So the Republican that all of the every day Republicans love to hate, Ted Cruz, is being bashed again. He actually made some Republicans go on the record about the debt ceiling by forcing a cloture vote rather than just allowing them to hide behind the fact they’re not in the majority.
Failed Presidential candidate John McCain tweeted out a screed written the by the Wall Street Journal editorial board whining that Cruz’s move put the potential for a Senate majority at risk. Such a declaration is utter nonsense and the editors at the Wall Street Journal should know better. We’ve come to expect such foolishness from John McCain.
One would be led to think the debt ceiling vote is something the GOP leadership just didn’t want to be bothered with. A CNN story comparing the Netflix series ‘House of Cards’ to the actual government had this to say about Ted Cruz and that vote:
Cruz, a thorn in the side of mainstream Republicans and beloved by Democrats because of his watch-out-for-No. 1 mentality that burns his partymates, gained no friends last week with his latest stunt: blocking the debt ceiling bill that most of the rest of his party just wanted to put behind them.
Really? They just wanted to put it behind them? CNN and GOP leaders seem to have a short memory. Let’s go back to December, 2013. Just after Paul Ryan and Mitch McConnell agreed to a budget deal that did away with the sequester cuts (one of the biggest victories the GOP had over President Obama even though it happened by accident) , we heard a lot of talk about how Republicans were going to use the debt ceiling as their way of getting what they wanted. Take a look:
“Senate Minority Leader Mitch McConnell (R-Ky.) said that he “can’t imagine” that the debt ceiling increase will be a “clean” one — meaning that it will have no conditions attached to it.
Mitch McConnell Foreshadows Another Debt Ceiling Fight In 2014
Paul Ryan was echoing those sentiments:
Paul Ryan: Stay tuned for GOP debt ceiling demands
Paul Ryan Threatens Debt Ceiling Fight
It was not Ted Cruz making threats in December about picking a fight on the debt ceiling. And it sure doesn’t seem like it to me they were talking about just “putting it behind them” back in December.
This is the kind of thing conservatives have witnessed since 1994. That was the “Republican Revolution” and the GOP was going to “transform” Washington DC. Republicans and former President Clinton often take credit for a budget surplus in the late 1990′s, owing it to their fiscal restraint. In reality, they kept spending. It was the dot.com bubble that brought in a temporary surplus.

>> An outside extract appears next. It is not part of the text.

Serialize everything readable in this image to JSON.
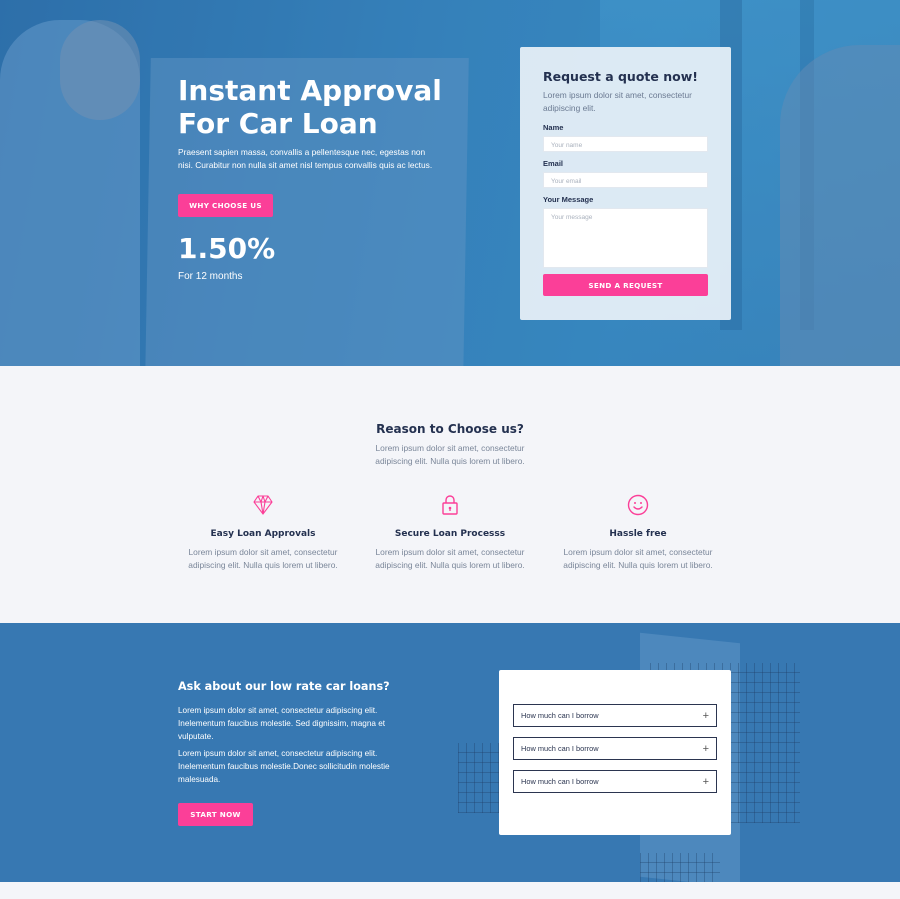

When President Bush came into office, we were once told again of the wonders of smaller, more fiscally responsible government. In 2002, Republicans took control of both chambers of Congress and had the Presidency.
This lasted 4 years from 2003 to 2006. What was the biggest legislative accomplishment during that time?
The expansion of government through Medicare Part D.
There’s no business in rehashing TARP, the AIG bailout and auto bailouts. Granted, the Democrats were central in helping those monstrosities get passed as well.
As we fast forward to 2013, the big subject is still Obamacare. Drew over at Ace of Spades wrote a piece where he discusses the GOP slide on Obamacare:
It’s this lack of a stark competing vision from the Democrats that forces the GOP to constantly focus on “tactics”.
Look at how the GOP is responding to ObamaCare. They have gone from “repeal” to “replace” to “repair“. There is simply no one on the GOP side that is saying, this is not something the federal government should be doing.
He’s right. And it is for this reason that groups hated by consultants, campaign managers and professional politicos have flourished. The Senate Conservatives Fund, Heritage Action and Freedomworks are not responsible for primary challenges to entrenched Republican officeholders. It’s absolutely absurd to blame them.
All of those organizations would wither on vine if Republicans did one simple thing: Keep their promises.
When Republicans talk big and make bold promises, they’re making withdrawals with conservatives who make up the base of the party. When people vote, they only expect those politicians to make some deposits. When they fail to do so despite the rhetoric (such as that on the debt ceiling), those same voters get upset it’s fair for them to do so.
People can prattle on, mocking the small enclave of people who go around shouting, “RINO!” or “true conservatives!” but the reality is, conservatives have been fed promise after promise by Republican leadership, only to be like Lucy with the football at the end, yanking the ball away and laughing while the Charlie Brown conservatives land on their back.
When those same conservatives react by writing checks to Freedomworks instead of Lucy, some Republicans laughingly talk about “purity for profit” groups as if they’re at fault the next President is going to take over with the country in debt for $21 trillion.
This didn’t happen overnight. It’s been a long time coming.
And its the fault of the GOP leadership. Nobody else.